Figures from Statistics NZ and a survey of Airbnb guests found 22 percent of what guests spent around the country was at restaurants, cafes and bars.
A fifth of the total spending went to leisure activities such as entertainment and museums.
Guests in Auckland spent the most, splashing out $200 million, followed by those in Queenstown, who spent $89 million last year.
Auckland mayor Phil Goff said alternative accomodation provided by Airbnb was welcome in Auckland, but hosts needed to pay their fair share of the bed tax.
If a proposed tax in the council's budget goes ahead, homeowners would have to pay a visitor accommodation rate to the council, which is based on how much of the year they rent their place out.

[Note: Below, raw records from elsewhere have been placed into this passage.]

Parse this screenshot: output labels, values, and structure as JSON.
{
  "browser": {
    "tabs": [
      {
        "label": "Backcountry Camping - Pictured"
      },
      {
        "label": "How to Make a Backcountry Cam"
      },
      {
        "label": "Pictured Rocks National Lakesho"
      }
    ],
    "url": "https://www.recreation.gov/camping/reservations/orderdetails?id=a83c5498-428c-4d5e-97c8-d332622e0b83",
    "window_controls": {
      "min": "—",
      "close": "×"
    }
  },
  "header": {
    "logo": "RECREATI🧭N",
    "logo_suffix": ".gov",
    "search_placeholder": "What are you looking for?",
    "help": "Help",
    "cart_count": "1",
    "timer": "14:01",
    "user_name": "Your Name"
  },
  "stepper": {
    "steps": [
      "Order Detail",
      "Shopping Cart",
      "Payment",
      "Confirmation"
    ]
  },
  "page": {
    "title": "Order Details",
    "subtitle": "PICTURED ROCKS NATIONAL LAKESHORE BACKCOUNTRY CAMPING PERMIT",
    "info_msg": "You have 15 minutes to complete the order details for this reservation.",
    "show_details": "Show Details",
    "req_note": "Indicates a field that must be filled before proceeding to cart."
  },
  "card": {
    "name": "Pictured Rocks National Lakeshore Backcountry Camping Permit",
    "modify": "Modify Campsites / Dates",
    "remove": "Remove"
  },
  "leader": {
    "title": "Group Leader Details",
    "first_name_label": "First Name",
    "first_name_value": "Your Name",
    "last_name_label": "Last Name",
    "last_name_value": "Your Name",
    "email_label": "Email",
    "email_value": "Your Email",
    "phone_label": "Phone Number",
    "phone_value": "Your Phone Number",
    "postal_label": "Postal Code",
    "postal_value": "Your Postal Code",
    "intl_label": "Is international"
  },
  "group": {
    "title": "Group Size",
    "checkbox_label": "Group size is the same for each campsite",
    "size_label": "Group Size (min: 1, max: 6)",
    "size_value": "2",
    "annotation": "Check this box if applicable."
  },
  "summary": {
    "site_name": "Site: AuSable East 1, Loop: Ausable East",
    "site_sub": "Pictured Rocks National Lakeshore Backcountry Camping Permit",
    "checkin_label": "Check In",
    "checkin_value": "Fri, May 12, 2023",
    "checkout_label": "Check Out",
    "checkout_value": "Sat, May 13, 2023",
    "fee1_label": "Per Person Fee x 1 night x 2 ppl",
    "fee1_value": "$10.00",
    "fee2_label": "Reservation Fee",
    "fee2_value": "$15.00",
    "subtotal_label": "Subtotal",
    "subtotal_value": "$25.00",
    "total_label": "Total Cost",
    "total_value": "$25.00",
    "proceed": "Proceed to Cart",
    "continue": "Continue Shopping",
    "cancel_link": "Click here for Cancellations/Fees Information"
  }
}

Properties rented out for more than six months of a year will be treated like businesses and charged up to $7200.
"The Airbnb income offsets the income that we get from the traditional industry," Mr Goff said.
"So the fact that Airbnb is playing its part actually is a benefit to the other hoteliers and moteliers."
Airbnb's head of policy in Australia and New Zealand, Brent Thomas, did not think the tax would put hosts off.
"Our hosts want to live in a world where they are supported to do their home-sharing...and they want to pay their fair share," he said.
"Usually when you look at a tourism tax it's only a very small percentage of a guest fee."
Tax is 'ridiculous' - Airbnb hosts
Some Airbnb hosts have hit back at the proposed tax.
Ruth Paler's west Auckland home is empty now the kids have all grown up and left.
She rents it out on Airbnb for just over $90 a night for two people, which she said was enough to make a bit of extra money, but that did not come without costs.
"There's not a huge profit there," she said.
" put a lot of effort into cleaning and the amenities from toilet paper to milk [all cost]."
As far as Ms Paler's concerned, it's a rate on top of her existing rates.
"We already pay $3000 for rates [and] on top of that they're going to put rates on Airbnbs - it's just ridiculous," she said.
Winnie, who helps to manage an Airbnb in east Auckland, said the tax could force hosts to rethink putting up their house for rent.
"Most of them, they will just take back their house for their own use," she said.